··· INPUT FOR THIS TASK

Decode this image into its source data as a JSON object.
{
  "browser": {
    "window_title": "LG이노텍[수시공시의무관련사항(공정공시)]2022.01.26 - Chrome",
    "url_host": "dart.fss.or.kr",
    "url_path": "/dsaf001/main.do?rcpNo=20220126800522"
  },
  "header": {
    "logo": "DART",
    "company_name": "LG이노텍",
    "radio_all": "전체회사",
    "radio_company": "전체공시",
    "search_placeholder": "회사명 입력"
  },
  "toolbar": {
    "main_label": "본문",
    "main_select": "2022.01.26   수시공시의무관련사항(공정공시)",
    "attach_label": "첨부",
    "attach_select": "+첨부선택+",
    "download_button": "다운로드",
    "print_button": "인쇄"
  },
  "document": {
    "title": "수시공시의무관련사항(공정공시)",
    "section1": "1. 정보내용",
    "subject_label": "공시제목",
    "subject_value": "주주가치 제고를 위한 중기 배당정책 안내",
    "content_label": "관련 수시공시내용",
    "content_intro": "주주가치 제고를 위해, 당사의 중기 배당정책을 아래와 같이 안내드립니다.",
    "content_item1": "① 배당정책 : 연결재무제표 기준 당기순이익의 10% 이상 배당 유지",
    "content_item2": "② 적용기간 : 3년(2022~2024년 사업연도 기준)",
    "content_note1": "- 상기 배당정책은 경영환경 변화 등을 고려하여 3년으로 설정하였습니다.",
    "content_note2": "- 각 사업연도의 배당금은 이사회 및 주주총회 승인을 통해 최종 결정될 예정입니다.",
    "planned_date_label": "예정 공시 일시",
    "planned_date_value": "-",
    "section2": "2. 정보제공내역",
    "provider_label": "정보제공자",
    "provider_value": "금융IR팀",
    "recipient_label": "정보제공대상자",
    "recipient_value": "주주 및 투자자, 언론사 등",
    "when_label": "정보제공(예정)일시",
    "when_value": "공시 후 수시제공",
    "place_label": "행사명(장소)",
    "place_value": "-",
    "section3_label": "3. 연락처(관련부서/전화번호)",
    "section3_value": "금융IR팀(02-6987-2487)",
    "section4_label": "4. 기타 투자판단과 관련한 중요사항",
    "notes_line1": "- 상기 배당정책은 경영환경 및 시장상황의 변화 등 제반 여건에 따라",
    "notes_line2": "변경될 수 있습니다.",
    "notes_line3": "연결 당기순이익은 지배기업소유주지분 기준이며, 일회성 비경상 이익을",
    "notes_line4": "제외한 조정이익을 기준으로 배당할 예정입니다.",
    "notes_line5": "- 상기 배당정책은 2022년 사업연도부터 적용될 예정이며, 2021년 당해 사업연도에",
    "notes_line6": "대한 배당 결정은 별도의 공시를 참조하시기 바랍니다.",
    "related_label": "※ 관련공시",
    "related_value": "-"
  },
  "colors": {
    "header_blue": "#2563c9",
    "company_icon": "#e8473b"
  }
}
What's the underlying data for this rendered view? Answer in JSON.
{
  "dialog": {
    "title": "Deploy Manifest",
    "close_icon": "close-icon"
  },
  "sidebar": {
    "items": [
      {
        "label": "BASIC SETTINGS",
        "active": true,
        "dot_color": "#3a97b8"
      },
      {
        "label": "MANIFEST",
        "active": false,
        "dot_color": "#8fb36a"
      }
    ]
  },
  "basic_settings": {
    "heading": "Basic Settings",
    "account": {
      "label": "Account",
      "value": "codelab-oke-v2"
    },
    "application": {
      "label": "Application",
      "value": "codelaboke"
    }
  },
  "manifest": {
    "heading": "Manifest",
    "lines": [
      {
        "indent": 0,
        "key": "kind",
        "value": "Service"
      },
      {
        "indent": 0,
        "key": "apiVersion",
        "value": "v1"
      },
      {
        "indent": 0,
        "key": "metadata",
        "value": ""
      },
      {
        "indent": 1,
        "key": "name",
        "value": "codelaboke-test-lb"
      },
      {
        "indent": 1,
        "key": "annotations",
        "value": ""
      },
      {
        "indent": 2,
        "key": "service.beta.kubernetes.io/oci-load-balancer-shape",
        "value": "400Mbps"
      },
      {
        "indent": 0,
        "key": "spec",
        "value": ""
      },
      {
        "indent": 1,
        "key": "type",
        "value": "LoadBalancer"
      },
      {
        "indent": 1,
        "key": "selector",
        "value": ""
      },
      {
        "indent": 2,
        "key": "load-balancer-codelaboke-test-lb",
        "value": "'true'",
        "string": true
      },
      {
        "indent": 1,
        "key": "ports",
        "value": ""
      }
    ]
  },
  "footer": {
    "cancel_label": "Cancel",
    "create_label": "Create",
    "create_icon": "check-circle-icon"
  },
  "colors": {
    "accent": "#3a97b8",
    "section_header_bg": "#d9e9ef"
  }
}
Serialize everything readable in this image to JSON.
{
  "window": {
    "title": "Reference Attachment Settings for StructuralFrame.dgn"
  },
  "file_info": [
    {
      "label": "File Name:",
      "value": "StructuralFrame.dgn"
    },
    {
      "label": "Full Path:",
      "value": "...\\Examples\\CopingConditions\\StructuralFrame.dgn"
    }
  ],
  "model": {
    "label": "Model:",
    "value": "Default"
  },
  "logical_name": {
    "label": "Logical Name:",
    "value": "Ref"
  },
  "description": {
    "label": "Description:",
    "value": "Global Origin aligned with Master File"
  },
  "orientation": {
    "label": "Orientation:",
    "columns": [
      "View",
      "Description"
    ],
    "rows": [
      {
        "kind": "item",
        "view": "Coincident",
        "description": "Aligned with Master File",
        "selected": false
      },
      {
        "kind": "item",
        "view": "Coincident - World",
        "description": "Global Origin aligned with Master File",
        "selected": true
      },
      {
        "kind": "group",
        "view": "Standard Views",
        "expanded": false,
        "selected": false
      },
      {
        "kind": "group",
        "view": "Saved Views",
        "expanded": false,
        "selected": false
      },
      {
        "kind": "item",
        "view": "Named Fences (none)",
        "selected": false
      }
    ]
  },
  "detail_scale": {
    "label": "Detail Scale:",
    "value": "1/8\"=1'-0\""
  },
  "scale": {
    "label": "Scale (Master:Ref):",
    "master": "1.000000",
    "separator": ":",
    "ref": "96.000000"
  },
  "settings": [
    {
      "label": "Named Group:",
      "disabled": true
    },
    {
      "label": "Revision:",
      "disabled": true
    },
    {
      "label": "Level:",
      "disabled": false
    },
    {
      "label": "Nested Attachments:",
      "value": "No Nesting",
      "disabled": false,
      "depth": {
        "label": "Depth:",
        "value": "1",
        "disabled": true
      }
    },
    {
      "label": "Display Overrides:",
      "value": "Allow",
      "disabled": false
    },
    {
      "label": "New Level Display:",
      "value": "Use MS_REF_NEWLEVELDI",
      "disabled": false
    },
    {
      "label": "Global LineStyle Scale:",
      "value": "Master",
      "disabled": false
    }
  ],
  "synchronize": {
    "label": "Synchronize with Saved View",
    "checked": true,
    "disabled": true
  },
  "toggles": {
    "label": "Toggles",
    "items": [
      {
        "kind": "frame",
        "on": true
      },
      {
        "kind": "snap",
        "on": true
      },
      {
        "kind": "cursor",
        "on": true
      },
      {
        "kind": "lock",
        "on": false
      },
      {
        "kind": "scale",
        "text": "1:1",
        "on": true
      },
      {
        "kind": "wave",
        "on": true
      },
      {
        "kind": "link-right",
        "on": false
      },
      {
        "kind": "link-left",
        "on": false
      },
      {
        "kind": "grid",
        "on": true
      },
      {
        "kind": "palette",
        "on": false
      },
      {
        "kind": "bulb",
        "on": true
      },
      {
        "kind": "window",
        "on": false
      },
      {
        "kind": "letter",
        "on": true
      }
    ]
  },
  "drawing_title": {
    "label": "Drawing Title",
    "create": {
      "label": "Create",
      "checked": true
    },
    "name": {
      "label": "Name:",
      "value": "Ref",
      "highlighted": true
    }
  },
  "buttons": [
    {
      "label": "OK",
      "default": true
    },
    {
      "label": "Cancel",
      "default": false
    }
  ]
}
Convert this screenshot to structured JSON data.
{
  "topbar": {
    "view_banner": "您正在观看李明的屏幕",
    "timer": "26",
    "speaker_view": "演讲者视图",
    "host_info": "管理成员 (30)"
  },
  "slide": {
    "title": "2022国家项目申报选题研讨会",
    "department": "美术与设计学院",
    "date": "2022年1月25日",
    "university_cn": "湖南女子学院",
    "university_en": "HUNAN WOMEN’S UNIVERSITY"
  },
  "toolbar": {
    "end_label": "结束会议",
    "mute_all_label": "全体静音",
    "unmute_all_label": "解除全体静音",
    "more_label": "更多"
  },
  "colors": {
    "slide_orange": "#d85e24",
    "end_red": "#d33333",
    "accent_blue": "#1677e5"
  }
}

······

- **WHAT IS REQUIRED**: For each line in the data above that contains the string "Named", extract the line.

- **OUTPUT FOR THIS EXERCISE**:
        "view": "Named Fences (none)",
      "label": "Named Group:",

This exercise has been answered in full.